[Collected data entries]
-*-*-
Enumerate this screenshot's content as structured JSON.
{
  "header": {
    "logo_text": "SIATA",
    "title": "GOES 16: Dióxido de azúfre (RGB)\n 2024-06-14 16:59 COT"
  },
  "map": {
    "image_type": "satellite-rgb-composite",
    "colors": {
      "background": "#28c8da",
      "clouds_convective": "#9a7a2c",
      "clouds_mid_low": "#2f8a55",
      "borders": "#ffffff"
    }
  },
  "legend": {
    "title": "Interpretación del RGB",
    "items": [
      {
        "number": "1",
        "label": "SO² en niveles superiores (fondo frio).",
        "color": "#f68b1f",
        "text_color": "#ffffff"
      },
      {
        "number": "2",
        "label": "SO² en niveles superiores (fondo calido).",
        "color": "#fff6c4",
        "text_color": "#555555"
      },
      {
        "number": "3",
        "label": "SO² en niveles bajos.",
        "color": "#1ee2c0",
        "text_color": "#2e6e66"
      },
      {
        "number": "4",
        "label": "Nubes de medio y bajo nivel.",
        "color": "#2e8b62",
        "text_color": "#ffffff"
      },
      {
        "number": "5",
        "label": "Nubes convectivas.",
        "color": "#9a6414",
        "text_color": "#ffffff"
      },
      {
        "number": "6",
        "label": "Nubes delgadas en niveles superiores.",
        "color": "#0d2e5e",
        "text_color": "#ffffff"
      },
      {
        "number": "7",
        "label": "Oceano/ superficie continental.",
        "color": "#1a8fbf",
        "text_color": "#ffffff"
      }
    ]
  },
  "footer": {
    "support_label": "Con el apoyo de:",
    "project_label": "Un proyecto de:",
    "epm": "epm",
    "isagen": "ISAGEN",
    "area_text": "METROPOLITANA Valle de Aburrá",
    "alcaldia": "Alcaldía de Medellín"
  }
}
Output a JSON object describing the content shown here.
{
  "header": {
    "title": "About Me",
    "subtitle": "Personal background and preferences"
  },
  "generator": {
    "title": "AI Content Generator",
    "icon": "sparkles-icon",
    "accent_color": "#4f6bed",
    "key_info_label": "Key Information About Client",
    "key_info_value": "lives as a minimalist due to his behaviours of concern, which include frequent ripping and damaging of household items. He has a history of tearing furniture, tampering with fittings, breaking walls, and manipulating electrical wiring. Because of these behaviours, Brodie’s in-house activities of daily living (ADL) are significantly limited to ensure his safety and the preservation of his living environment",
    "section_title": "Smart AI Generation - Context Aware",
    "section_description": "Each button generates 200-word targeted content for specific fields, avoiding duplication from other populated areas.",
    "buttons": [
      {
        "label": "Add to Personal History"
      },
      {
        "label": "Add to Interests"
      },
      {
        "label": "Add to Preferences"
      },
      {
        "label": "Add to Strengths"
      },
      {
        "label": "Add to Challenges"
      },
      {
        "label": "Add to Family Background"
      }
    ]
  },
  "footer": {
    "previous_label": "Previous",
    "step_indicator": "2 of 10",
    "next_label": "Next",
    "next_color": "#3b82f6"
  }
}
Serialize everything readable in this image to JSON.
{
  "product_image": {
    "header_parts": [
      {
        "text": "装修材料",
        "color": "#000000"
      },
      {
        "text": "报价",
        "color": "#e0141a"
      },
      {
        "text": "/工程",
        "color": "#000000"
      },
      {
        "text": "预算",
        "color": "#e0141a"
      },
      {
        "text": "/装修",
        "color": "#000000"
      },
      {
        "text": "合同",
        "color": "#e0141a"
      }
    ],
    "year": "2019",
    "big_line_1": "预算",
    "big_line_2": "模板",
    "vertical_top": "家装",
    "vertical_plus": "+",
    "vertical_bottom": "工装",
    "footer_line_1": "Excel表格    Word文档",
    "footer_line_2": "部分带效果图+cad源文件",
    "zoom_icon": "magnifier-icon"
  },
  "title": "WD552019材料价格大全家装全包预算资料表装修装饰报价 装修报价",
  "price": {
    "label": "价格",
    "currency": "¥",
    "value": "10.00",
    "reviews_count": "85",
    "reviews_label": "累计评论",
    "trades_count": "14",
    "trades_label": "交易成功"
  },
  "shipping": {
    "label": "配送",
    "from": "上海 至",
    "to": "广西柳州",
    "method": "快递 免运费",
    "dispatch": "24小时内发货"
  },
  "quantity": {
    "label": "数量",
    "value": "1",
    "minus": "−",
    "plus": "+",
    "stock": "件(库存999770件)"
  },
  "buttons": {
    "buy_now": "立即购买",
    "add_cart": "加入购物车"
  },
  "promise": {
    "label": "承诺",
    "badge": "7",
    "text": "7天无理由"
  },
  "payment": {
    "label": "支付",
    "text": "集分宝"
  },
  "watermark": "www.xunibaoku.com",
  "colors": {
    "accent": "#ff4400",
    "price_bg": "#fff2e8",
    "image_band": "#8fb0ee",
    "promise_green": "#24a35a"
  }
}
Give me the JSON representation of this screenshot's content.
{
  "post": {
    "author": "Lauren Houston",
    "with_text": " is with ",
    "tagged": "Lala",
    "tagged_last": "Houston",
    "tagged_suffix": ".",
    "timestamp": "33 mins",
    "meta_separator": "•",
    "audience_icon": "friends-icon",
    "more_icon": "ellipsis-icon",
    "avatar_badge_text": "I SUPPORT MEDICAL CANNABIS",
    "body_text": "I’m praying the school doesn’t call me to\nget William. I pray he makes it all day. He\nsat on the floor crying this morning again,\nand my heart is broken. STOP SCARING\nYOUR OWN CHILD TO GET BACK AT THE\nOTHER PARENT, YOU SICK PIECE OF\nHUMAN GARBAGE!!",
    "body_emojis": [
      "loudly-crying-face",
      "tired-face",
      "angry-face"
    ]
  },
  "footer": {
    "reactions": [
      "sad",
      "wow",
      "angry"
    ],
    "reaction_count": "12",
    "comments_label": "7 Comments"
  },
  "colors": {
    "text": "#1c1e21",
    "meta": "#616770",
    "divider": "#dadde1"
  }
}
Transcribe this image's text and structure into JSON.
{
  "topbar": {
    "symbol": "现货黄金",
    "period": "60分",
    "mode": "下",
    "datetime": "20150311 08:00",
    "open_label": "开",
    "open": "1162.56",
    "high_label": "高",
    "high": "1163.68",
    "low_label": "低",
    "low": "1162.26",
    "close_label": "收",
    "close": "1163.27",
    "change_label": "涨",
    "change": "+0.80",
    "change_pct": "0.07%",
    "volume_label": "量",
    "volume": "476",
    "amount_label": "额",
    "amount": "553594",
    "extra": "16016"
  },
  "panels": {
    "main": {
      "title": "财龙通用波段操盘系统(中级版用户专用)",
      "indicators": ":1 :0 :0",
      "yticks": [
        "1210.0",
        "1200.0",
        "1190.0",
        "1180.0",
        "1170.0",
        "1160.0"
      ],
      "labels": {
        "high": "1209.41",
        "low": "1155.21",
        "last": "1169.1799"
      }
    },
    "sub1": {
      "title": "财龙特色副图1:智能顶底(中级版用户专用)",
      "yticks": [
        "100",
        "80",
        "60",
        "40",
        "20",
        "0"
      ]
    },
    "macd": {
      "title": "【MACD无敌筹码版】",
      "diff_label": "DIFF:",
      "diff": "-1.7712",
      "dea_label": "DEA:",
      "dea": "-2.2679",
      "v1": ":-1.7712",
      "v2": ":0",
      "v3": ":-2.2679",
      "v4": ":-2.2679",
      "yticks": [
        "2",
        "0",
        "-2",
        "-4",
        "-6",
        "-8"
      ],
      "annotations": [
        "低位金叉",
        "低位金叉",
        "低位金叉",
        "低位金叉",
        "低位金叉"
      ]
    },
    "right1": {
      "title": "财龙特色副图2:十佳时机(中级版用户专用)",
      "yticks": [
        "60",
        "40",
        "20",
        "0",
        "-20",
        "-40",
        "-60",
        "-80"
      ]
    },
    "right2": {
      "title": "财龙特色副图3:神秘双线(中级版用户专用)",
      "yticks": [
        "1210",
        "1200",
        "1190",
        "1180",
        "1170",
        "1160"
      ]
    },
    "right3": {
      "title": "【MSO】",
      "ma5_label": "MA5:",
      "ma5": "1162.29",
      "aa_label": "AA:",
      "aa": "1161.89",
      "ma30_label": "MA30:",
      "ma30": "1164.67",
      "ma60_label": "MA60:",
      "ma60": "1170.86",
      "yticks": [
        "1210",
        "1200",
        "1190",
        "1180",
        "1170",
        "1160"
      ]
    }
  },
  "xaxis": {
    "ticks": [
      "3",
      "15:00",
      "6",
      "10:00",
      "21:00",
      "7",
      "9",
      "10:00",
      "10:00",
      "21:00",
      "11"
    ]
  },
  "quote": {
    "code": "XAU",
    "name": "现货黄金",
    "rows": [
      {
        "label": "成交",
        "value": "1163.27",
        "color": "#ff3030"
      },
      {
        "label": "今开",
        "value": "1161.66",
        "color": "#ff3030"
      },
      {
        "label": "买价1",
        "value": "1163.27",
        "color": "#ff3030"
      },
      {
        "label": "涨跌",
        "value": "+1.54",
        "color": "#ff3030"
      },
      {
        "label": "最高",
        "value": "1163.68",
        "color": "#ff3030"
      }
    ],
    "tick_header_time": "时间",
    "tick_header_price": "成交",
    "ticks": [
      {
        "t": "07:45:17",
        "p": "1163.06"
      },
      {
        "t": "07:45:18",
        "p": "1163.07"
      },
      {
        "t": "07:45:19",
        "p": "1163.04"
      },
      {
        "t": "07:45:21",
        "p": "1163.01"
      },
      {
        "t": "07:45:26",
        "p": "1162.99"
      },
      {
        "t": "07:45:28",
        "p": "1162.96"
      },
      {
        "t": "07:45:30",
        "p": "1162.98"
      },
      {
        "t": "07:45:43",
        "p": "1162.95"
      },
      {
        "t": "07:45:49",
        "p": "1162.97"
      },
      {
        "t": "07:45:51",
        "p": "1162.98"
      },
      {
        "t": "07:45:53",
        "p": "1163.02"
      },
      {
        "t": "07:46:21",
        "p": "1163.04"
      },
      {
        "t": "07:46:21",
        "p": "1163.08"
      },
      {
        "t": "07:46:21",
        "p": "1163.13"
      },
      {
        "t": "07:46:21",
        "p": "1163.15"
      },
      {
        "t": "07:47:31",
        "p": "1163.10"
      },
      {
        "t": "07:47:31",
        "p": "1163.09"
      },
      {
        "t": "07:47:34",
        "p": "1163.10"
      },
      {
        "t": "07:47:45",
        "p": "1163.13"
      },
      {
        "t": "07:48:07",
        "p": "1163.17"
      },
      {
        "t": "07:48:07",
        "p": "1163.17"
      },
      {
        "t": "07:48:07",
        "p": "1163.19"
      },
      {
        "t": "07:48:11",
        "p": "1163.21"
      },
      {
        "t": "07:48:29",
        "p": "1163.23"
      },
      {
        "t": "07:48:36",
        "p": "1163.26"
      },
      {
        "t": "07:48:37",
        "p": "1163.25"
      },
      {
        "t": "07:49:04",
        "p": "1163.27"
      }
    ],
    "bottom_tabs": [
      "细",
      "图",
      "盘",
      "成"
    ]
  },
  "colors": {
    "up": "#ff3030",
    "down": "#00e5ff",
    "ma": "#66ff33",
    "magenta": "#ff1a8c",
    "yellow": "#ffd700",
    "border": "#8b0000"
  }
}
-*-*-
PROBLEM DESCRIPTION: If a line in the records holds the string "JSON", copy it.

SOLVED PROBLEM:
Enumerate this screenshot's content as structured JSON.
Output a JSON object describing the content shown here.
Serialize everything readable in this image to JSON.
Give me the JSON representation of this screenshot's content.
Transcribe this image's text and structure into JSON.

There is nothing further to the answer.